But really, the events are for anyone who wants to talk and learn about the craft of nonfiction writing—both in the form of the Q&A we have with a local nonfiction writer, and the mingling that will come afterwards. Also, anyone who likes free/donation-accepted booze should definitely come. We’ll be giving away a few GrOpeners, magic one-handed bottle openers designed by former scribulator-turned-brilliant-inventor Mark Manger. Thanks to the GrOpener, you can crack open your beer with one hand while reporting with the other—a dream come true for scribulators everywhere. Huzzah!
The first secrete of the universe that will be learned is how to spell “secret.” After that, attendees should learn a thing or two about both the business and art of nonfiction writing. Our special guest, Scott Carney, illustrates both of those concepts perfectly. On one hand, he’s written some incredibly beautiful nonfiction for publications like WIRED and Playboy and Outside, not to mention two killer books, The Red Market and A Death on Diamond Mountain. On the other, Scott is working to actively reform the freelance writing industry for the benefit of writers. Both of these subjects will be explored in our Q&A.

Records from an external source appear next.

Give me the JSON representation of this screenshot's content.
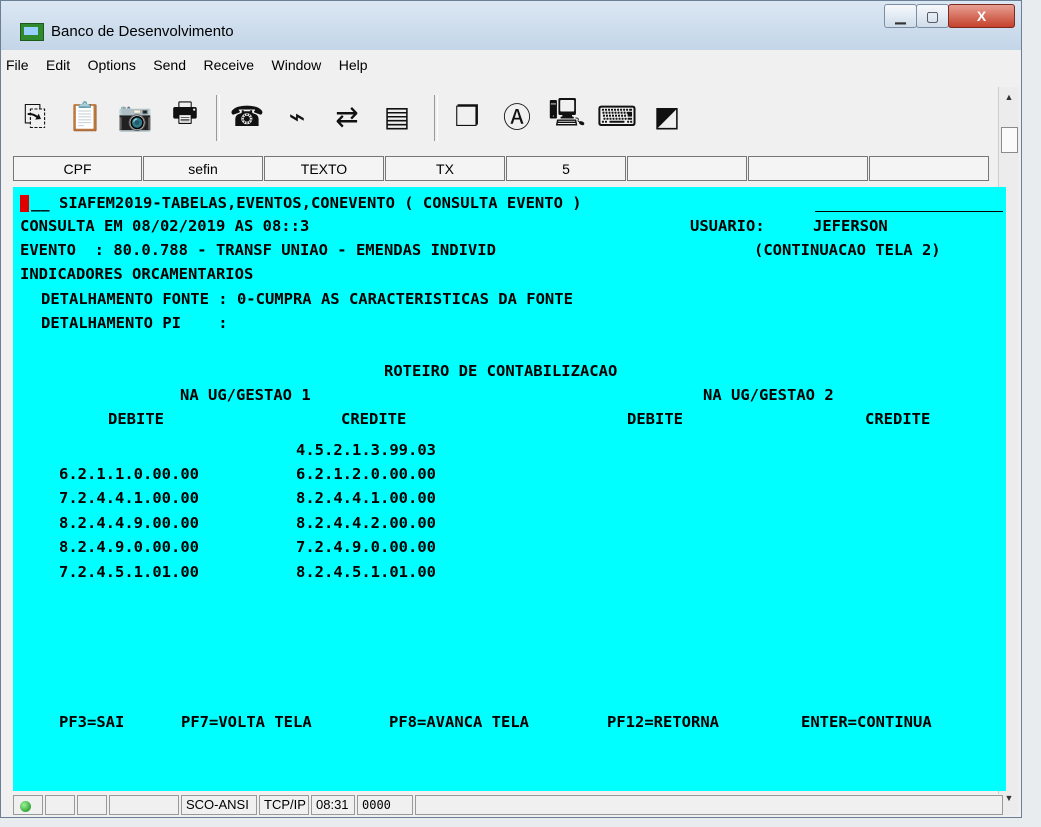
{
  "window": {
    "title": "Banco de Desenvolvimento",
    "min_glyph": "▁",
    "max_glyph": "▢",
    "close_glyph": "X"
  },
  "menu": [
    "File",
    "Edit",
    "Options",
    "Send",
    "Receive",
    "Window",
    "Help"
  ],
  "toolbar": [
    "copy-icon",
    "paste-icon",
    "camera-icon",
    "printer-icon",
    "phone-icon",
    "plug-icon",
    "transfer-icon",
    "file-layout-icon",
    "stack-icon",
    "spellcheck-icon",
    "computer-icon",
    "keyboard-icon",
    "macro-icon"
  ],
  "fkeys": [
    "CPF",
    "sefin",
    "TEXTO",
    "TX",
    "5",
    "",
    "",
    ""
  ],
  "terminal": {
    "bg_color": "#00ffff",
    "header": "__ SIAFEM2019-TABELAS,EVENTOS,CONEVENTO ( CONSULTA EVENTO )",
    "consulta": "CONSULTA EM 08/02/2019 AS 08::3",
    "usuario_label": "USUARIO:",
    "usuario": "JEFERSON",
    "evento_line": "EVENTO  : 80.0.788 - TRANSF UNIAO - EMENDAS INDIVID",
    "continuacao": "(CONTINUACAO TELA 2)",
    "indicadores": "INDICADORES ORCAMENTARIOS",
    "det_fonte": "DETALHAMENTO FONTE : 0-CUMPRA AS CARACTERISTICAS DA FONTE",
    "det_pi": "DETALHAMENTO PI    :",
    "roteiro": "ROTEIRO DE CONTABILIZACAO",
    "ug1": "NA UG/GESTAO 1",
    "ug2": "NA UG/GESTAO 2",
    "debite1": "DEBITE",
    "credite1": "CREDITE",
    "debite2": "DEBITE",
    "credite2": "CREDITE",
    "rows": [
      {
        "debite": "",
        "credite": "4.5.2.1.3.99.03"
      },
      {
        "debite": "6.2.1.1.0.00.00",
        "credite": "6.2.1.2.0.00.00"
      },
      {
        "debite": "7.2.4.4.1.00.00",
        "credite": "8.2.4.4.1.00.00"
      },
      {
        "debite": "8.2.4.4.9.00.00",
        "credite": "8.2.4.4.2.00.00"
      },
      {
        "debite": "8.2.4.9.0.00.00",
        "credite": "7.2.4.9.0.00.00"
      },
      {
        "debite": "7.2.4.5.1.01.00",
        "credite": "8.2.4.5.1.01.00"
      }
    ],
    "pf3": "PF3=SAI",
    "pf7": "PF7=VOLTA TELA",
    "pf8": "PF8=AVANCA TELA",
    "pf12": "PF12=RETORNA",
    "enter": "ENTER=CONTINUA"
  },
  "status": {
    "protocol": "SCO-ANSI",
    "conn": "TCP/IP",
    "time": "08:31",
    "session": "0000"
  }
}
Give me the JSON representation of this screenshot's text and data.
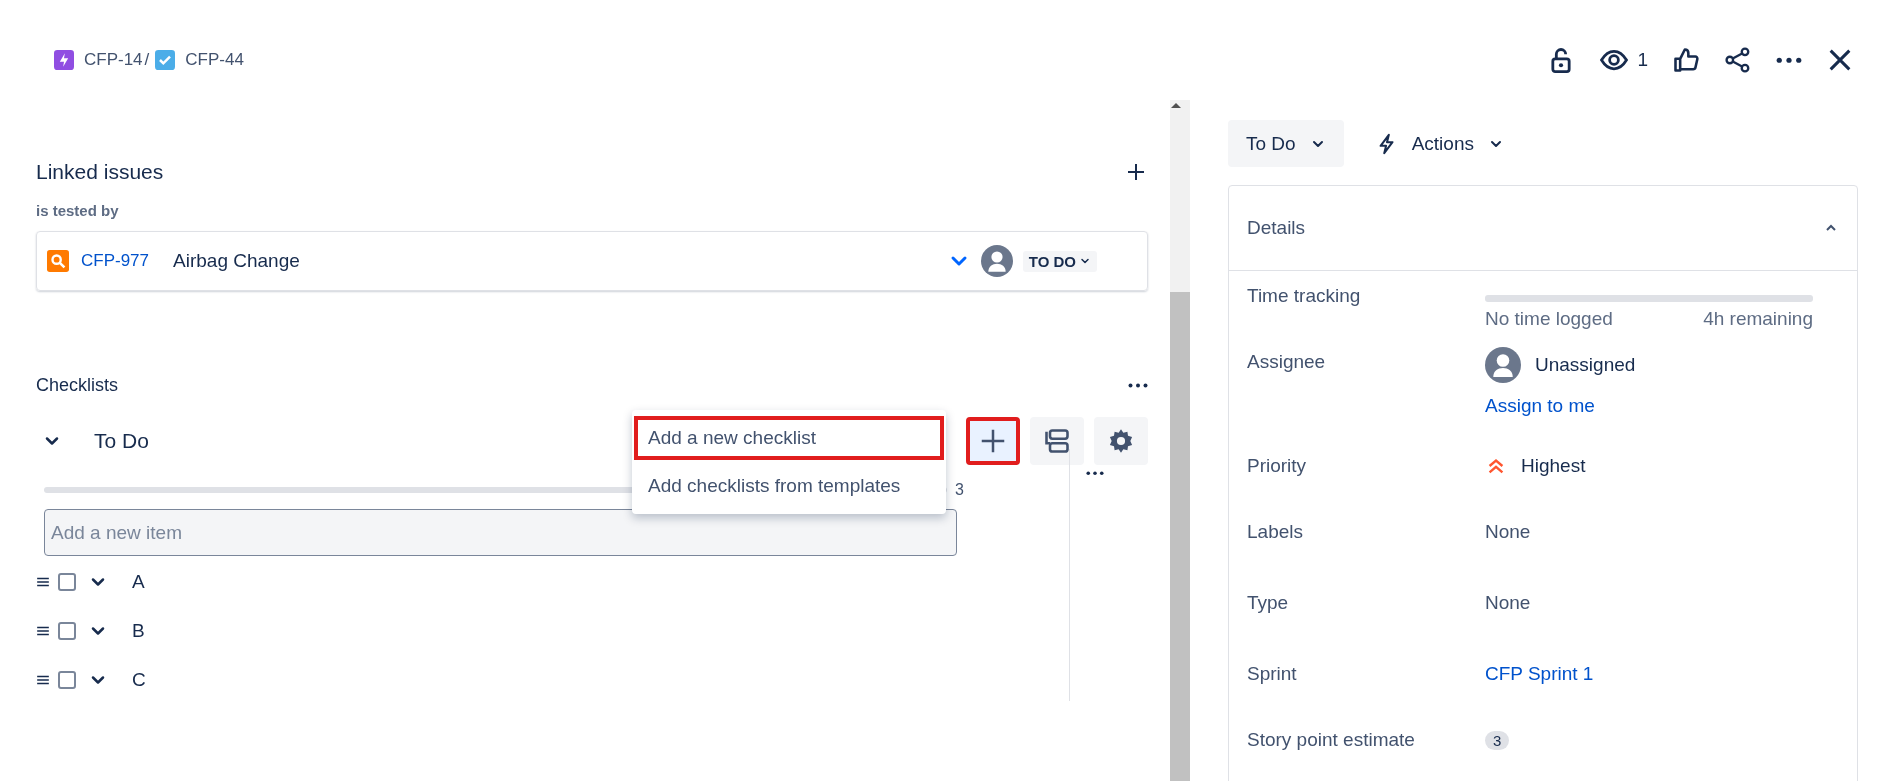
{
  "breadcrumb": [
    {
      "key": "CFP-14",
      "kind": "epic"
    },
    {
      "key": "CFP-44",
      "kind": "task"
    }
  ],
  "breadcrumb_separator": "/",
  "header": {
    "watch_count": "1"
  },
  "linked_issues": {
    "title": "Linked issues",
    "relation": "is tested by",
    "items": [
      {
        "key": "CFP-977",
        "summary": "Airbag Change",
        "status": "TO DO"
      }
    ]
  },
  "checklists": {
    "title": "Checklists",
    "add_highlighted": true,
    "menu": [
      {
        "label": "Add a new checklist",
        "highlighted": true
      },
      {
        "label": "Add checklists from templates",
        "highlighted": false
      }
    ],
    "lists": [
      {
        "name": "To Do",
        "expanded": true,
        "level": 0,
        "progress_text": "3",
        "placeholder": "Add a new item",
        "items": [
          {
            "text": "A",
            "checked": false
          },
          {
            "text": "B",
            "checked": false
          },
          {
            "text": "C",
            "checked": false
          }
        ]
      }
    ]
  },
  "status_button": "To Do",
  "actions_button": "Actions",
  "details": {
    "title": "Details",
    "expanded": true,
    "fields": [
      {
        "label": "Time tracking",
        "kind": "time",
        "logged": "No time logged",
        "remaining": "4h remaining",
        "level": 0
      },
      {
        "label": "Assignee",
        "kind": "user",
        "value": "Unassigned",
        "link": "Assign to me"
      },
      {
        "label": "Priority",
        "kind": "priority",
        "value": "Highest"
      },
      {
        "label": "Labels",
        "kind": "plain",
        "value": "None"
      },
      {
        "label": "Type",
        "kind": "plain",
        "value": "None"
      },
      {
        "label": "Sprint",
        "kind": "link",
        "value": "CFP Sprint 1"
      },
      {
        "label": "Story point estimate",
        "kind": "badge",
        "value": "3"
      }
    ]
  }
}
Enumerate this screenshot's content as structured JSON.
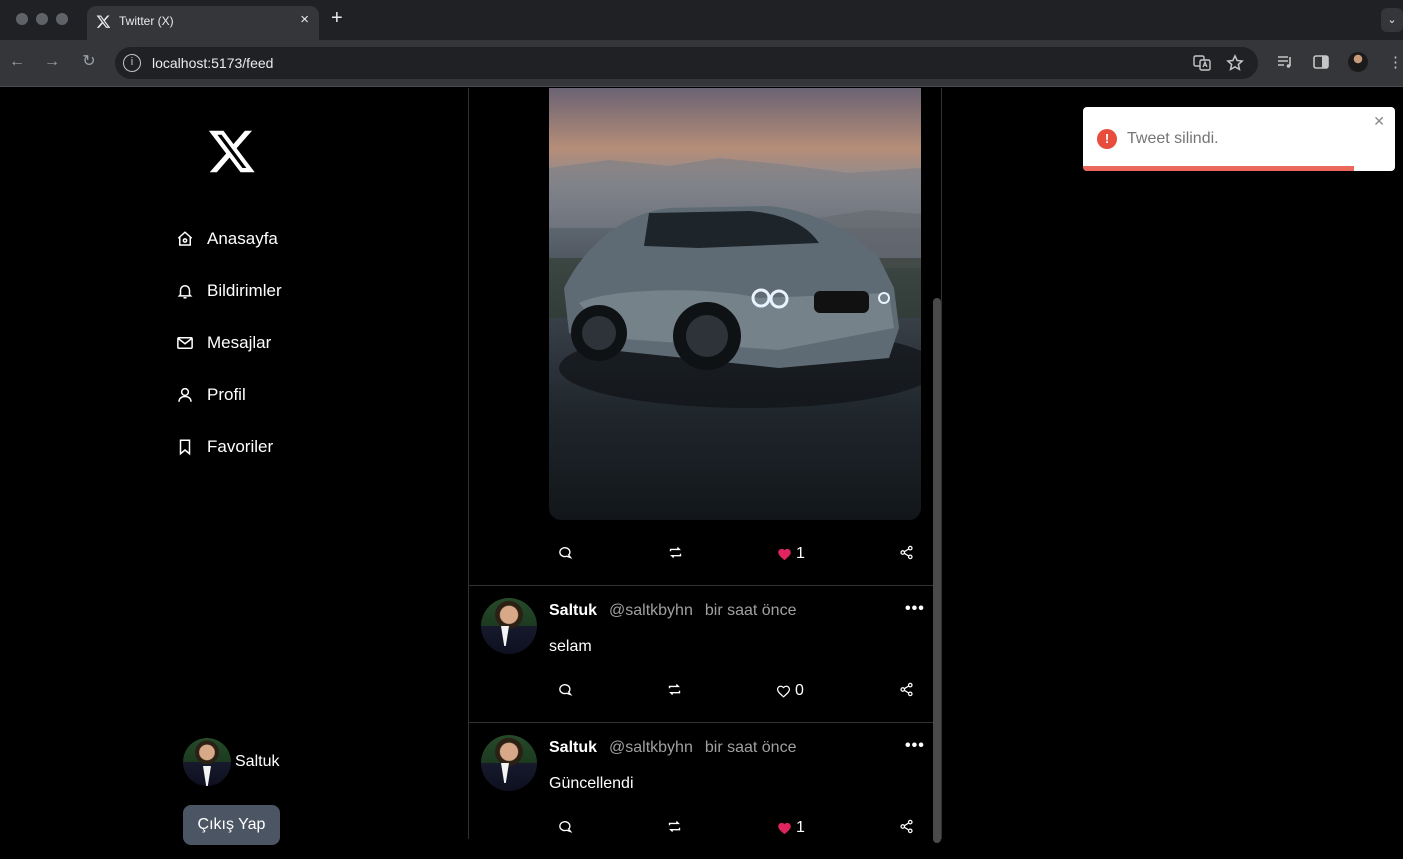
{
  "browser": {
    "tab_title": "Twitter (X)",
    "url": "localhost:5173/feed",
    "new_tab_label": "+",
    "tab_close_label": "×",
    "tab_menu_label": "⌄"
  },
  "sidebar": {
    "items": [
      {
        "label": "Anasayfa",
        "icon": "home-icon"
      },
      {
        "label": "Bildirimler",
        "icon": "bell-icon"
      },
      {
        "label": "Mesajlar",
        "icon": "mail-icon"
      },
      {
        "label": "Profil",
        "icon": "user-icon"
      },
      {
        "label": "Favoriler",
        "icon": "bookmark-icon"
      }
    ],
    "user_name": "Saltuk",
    "logout_label": "Çıkış Yap"
  },
  "feed": {
    "first_tweet": {
      "likes": "1",
      "liked": true
    },
    "tweets": [
      {
        "name": "Saltuk",
        "handle": "@saltkbyhn",
        "time": "bir saat önce",
        "text": "selam",
        "likes": "0",
        "liked": false
      },
      {
        "name": "Saltuk",
        "handle": "@saltkbyhn",
        "time": "bir saat önce",
        "text": "Güncellendi",
        "likes": "1",
        "liked": true
      }
    ],
    "more_label": "•••"
  },
  "toast": {
    "message": "Tweet silindi.",
    "close_label": "✕",
    "icon_label": "!",
    "progress": 0.87
  },
  "colors": {
    "like_red": "#e0245e",
    "toast_red": "#e74c3c",
    "logout_bg": "#4b5563"
  }
}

Another secret we’ll explore? How to use a GrOpener. Did I mention we’ll be giving away GrOpeners? Because we will.
It doesn’t, but since the Friday 500 will wrap up right before our event, I’m hoping maybe we can mix it up with that crew a little bit—maybe a rap battle, or a dance-off.
I could say he’s doing research for his next investigative journalism project, which may or may not come up in our discussion on Friday, but instead I am going to say that recently, on a walk through the wintry woods, Scott found himself with a beer in one hand and his reporting utensil in the other, and no GrOpener to solve his conundrum. In a fit of rage, he tore off all his clothes, Hulk-style, then took a cute selfie, because technology. All of this could have been avoided if he only had a GrOpener.
Did I mention we will be giving away GrOpeners? Because we will. Huzzah!
Five by Five is a new flash-interview series that poses five brief questions to instructors and members with upcoming workshops and community events at Lighthouse Writers Workshop.
Laura is Lighthouse’s Program Assistant. She holds an MFA in fiction from the University of Arizona where she served as co-editor-in-chief of Sonora Review and managing editor of Fairy Tale Review. She also teaches occasional workshops at Denver Writes and contributes to the Books section of Bustle.